▸ **Problem statement**
Copy down the listing below exactly, please, including every line.
* * * * *
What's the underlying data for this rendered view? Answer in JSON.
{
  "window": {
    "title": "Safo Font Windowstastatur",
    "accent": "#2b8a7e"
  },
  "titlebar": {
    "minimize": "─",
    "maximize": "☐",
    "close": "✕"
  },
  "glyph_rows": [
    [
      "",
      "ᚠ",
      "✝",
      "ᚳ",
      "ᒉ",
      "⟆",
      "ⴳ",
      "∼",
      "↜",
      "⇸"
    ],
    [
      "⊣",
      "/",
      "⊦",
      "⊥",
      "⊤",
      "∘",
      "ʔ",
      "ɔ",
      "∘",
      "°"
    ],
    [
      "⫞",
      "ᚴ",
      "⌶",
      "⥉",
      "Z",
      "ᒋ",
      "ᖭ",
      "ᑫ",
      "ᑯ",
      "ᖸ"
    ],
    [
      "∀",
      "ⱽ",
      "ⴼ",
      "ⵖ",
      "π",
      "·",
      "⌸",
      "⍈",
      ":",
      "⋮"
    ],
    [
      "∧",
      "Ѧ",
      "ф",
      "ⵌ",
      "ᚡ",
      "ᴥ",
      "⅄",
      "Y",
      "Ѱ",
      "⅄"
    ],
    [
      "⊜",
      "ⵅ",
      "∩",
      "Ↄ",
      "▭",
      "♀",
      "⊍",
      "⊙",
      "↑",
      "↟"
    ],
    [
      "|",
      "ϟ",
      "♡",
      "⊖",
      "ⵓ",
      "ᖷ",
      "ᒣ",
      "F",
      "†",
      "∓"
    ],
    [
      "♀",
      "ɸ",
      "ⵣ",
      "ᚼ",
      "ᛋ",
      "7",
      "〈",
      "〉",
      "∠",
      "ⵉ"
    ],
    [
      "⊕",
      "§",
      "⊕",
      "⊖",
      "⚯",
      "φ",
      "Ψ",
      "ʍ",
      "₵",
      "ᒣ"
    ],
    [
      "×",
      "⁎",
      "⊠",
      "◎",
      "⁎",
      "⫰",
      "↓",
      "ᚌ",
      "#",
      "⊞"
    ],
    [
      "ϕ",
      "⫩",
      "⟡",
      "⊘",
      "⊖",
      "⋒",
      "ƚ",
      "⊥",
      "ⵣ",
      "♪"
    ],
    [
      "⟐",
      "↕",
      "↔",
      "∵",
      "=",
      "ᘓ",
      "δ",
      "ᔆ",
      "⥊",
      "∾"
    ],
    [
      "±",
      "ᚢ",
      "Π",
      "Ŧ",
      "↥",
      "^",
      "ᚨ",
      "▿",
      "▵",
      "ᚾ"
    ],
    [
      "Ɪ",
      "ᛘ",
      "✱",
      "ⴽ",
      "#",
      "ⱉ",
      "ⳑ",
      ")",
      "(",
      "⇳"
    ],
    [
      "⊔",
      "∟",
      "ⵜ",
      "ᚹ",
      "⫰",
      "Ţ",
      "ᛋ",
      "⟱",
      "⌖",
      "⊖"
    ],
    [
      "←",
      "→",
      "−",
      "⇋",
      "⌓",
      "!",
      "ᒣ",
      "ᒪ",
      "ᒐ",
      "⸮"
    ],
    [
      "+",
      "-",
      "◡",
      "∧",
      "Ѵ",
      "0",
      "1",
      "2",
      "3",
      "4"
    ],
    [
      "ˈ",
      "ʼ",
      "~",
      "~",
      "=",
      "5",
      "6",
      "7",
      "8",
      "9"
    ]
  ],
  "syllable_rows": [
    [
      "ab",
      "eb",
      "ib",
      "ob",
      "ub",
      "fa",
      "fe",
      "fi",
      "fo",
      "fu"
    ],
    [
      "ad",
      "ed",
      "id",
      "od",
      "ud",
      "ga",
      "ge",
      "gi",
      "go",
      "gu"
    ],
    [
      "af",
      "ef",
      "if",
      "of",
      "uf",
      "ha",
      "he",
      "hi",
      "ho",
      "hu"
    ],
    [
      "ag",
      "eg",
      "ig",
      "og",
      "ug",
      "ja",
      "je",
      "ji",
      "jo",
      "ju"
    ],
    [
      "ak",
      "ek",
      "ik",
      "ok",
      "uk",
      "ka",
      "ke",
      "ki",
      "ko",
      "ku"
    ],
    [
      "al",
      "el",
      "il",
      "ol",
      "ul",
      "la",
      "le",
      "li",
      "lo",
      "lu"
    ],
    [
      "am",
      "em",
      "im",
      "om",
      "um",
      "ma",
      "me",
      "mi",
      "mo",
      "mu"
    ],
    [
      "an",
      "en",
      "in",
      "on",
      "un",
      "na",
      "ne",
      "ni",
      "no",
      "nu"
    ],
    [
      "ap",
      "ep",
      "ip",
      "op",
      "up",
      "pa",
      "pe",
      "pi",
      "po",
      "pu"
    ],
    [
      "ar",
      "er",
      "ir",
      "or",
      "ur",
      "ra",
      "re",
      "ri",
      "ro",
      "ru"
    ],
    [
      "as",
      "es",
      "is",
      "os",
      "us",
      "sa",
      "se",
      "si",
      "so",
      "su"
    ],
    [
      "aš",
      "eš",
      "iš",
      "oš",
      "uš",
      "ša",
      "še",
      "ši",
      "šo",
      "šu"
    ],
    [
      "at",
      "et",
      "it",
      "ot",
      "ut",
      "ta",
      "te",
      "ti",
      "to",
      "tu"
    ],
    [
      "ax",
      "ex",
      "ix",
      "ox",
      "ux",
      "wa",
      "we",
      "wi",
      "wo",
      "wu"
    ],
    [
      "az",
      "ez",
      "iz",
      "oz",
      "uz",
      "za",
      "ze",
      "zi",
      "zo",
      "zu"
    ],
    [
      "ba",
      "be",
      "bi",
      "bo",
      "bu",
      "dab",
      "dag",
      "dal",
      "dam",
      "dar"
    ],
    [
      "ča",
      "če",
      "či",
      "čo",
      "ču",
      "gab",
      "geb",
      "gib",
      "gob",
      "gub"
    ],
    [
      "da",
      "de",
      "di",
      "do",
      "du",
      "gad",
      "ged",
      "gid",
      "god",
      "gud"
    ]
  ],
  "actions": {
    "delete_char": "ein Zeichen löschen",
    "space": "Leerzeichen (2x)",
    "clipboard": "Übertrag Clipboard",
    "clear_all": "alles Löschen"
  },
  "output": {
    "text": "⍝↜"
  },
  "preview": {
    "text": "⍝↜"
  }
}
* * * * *
▸ **Answer to the exercise**
What's the underlying data for this rendered view? Answer in JSON.
{
  "window": {
    "title": "Safo Font Windowstastatur",
    "accent": "#2b8a7e"
  },
  "titlebar": {
    "minimize": "─",
    "maximize": "☐",
    "close": "✕"
  },
  "glyph_rows": [
    [
      "",
      "ᚠ",
      "✝",
      "ᚳ",
      "ᒉ",
      "⟆",
      "ⴳ",
      "∼",
      "↜",
      "⇸"
    ],
    [
      "⊣",
      "/",
      "⊦",
      "⊥",
      "⊤",
      "∘",
      "ʔ",
      "ɔ",
      "∘",
      "°"
    ],
    [
      "⫞",
      "ᚴ",
      "⌶",
      "⥉",
      "Z",
      "ᒋ",
      "ᖭ",
      "ᑫ",
      "ᑯ",
      "ᖸ"
    ],
    [
      "∀",
      "ⱽ",
      "ⴼ",
      "ⵖ",
      "π",
      "·",
      "⌸",
      "⍈",
      ":",
      "⋮"
    ],
    [
      "∧",
      "Ѧ",
      "ф",
      "ⵌ",
      "ᚡ",
      "ᴥ",
      "⅄",
      "Y",
      "Ѱ",
      "⅄"
    ],
    [
      "⊜",
      "ⵅ",
      "∩",
      "Ↄ",
      "▭",
      "♀",
      "⊍",
      "⊙",
      "↑",
      "↟"
    ],
    [
      "|",
      "ϟ",
      "♡",
      "⊖",
      "ⵓ",
      "ᖷ",
      "ᒣ",
      "F",
      "†",
      "∓"
    ],
    [
      "♀",
      "ɸ",
      "ⵣ",
      "ᚼ",
      "ᛋ",
      "7",
      "〈",
      "〉",
      "∠",
      "ⵉ"
    ],
    [
      "⊕",
      "§",
      "⊕",
      "⊖",
      "⚯",
      "φ",
      "Ψ",
      "ʍ",
      "₵",
      "ᒣ"
    ],
    [
      "×",
      "⁎",
      "⊠",
      "◎",
      "⁎",
      "⫰",
      "↓",
      "ᚌ",
      "#",
      "⊞"
    ],
    [
      "ϕ",
      "⫩",
      "⟡",
      "⊘",
      "⊖",
      "⋒",
      "ƚ",
      "⊥",
      "ⵣ",
      "♪"
    ],
    [
      "⟐",
      "↕",
      "↔",
      "∵",
      "=",
      "ᘓ",
      "δ",
      "ᔆ",
      "⥊",
      "∾"
    ],
    [
      "±",
      "ᚢ",
      "Π",
      "Ŧ",
      "↥",
      "^",
      "ᚨ",
      "▿",
      "▵",
      "ᚾ"
    ],
    [
      "Ɪ",
      "ᛘ",
      "✱",
      "ⴽ",
      "#",
      "ⱉ",
      "ⳑ",
      ")",
      "(",
      "⇳"
    ],
    [
      "⊔",
      "∟",
      "ⵜ",
      "ᚹ",
      "⫰",
      "Ţ",
      "ᛋ",
      "⟱",
      "⌖",
      "⊖"
    ],
    [
      "←",
      "→",
      "−",
      "⇋",
      "⌓",
      "!",
      "ᒣ",
      "ᒪ",
      "ᒐ",
      "⸮"
    ],
    [
      "+",
      "-",
      "◡",
      "∧",
      "Ѵ",
      "0",
      "1",
      "2",
      "3",
      "4"
    ],
    [
      "ˈ",
      "ʼ",
      "~",
      "~",
      "=",
      "5",
      "6",
      "7",
      "8",
      "9"
    ]
  ],
  "syllable_rows": [
    [
      "ab",
      "eb",
      "ib",
      "ob",
      "ub",
      "fa",
      "fe",
      "fi",
      "fo",
      "fu"
    ],
    [
      "ad",
      "ed",
      "id",
      "od",
      "ud",
      "ga",
      "ge",
      "gi",
      "go",
      "gu"
    ],
    [
      "af",
      "ef",
      "if",
      "of",
      "uf",
      "ha",
      "he",
      "hi",
      "ho",
      "hu"
    ],
    [
      "ag",
      "eg",
      "ig",
      "og",
      "ug",
      "ja",
      "je",
      "ji",
      "jo",
      "ju"
    ],
    [
      "ak",
      "ek",
      "ik",
      "ok",
      "uk",
      "ka",
      "ke",
      "ki",
      "ko",
      "ku"
    ],
    [
      "al",
      "el",
      "il",
      "ol",
      "ul",
      "la",
      "le",
      "li",
      "lo",
      "lu"
    ],
    [
      "am",
      "em",
      "im",
      "om",
      "um",
      "ma",
      "me",
      "mi",
      "mo",
      "mu"
    ],
    [
      "an",
      "en",
      "in",
      "on",
      "un",
      "na",
      "ne",
      "ni",
      "no",
      "nu"
    ],
    [
      "ap",
      "ep",
      "ip",
      "op",
      "up",
      "pa",
      "pe",
      "pi",
      "po",
      "pu"
    ],
    [
      "ar",
      "er",
      "ir",
      "or",
      "ur",
      "ra",
      "re",
      "ri",
      "ro",
      "ru"
    ],
    [
      "as",
      "es",
      "is",
      "os",
      "us",
      "sa",
      "se",
      "si",
      "so",
      "su"
    ],
    [
      "aš",
      "eš",
      "iš",
      "oš",
      "uš",
      "ša",
      "še",
      "ši",
      "šo",
      "šu"
    ],
    [
      "at",
      "et",
      "it",
      "ot",
      "ut",
      "ta",
      "te",
      "ti",
      "to",
      "tu"
    ],
    [
      "ax",
      "ex",
      "ix",
      "ox",
      "ux",
      "wa",
      "we",
      "wi",
      "wo",
      "wu"
    ],
    [
      "az",
      "ez",
      "iz",
      "oz",
      "uz",
      "za",
      "ze",
      "zi",
      "zo",
      "zu"
    ],
    [
      "ba",
      "be",
      "bi",
      "bo",
      "bu",
      "dab",
      "dag",
      "dal",
      "dam",
      "dar"
    ],
    [
      "ča",
      "če",
      "či",
      "čo",
      "ču",
      "gab",
      "geb",
      "gib",
      "gob",
      "gub"
    ],
    [
      "da",
      "de",
      "di",
      "do",
      "du",
      "gad",
      "ged",
      "gid",
      "god",
      "gud"
    ]
  ],
  "actions": {
    "delete_char": "ein Zeichen löschen",
    "space": "Leerzeichen (2x)",
    "clipboard": "Übertrag Clipboard",
    "clear_all": "alles Löschen"
  },
  "output": {
    "text": "⍝↜"
  },
  "preview": {
    "text": "⍝↜"
  }
}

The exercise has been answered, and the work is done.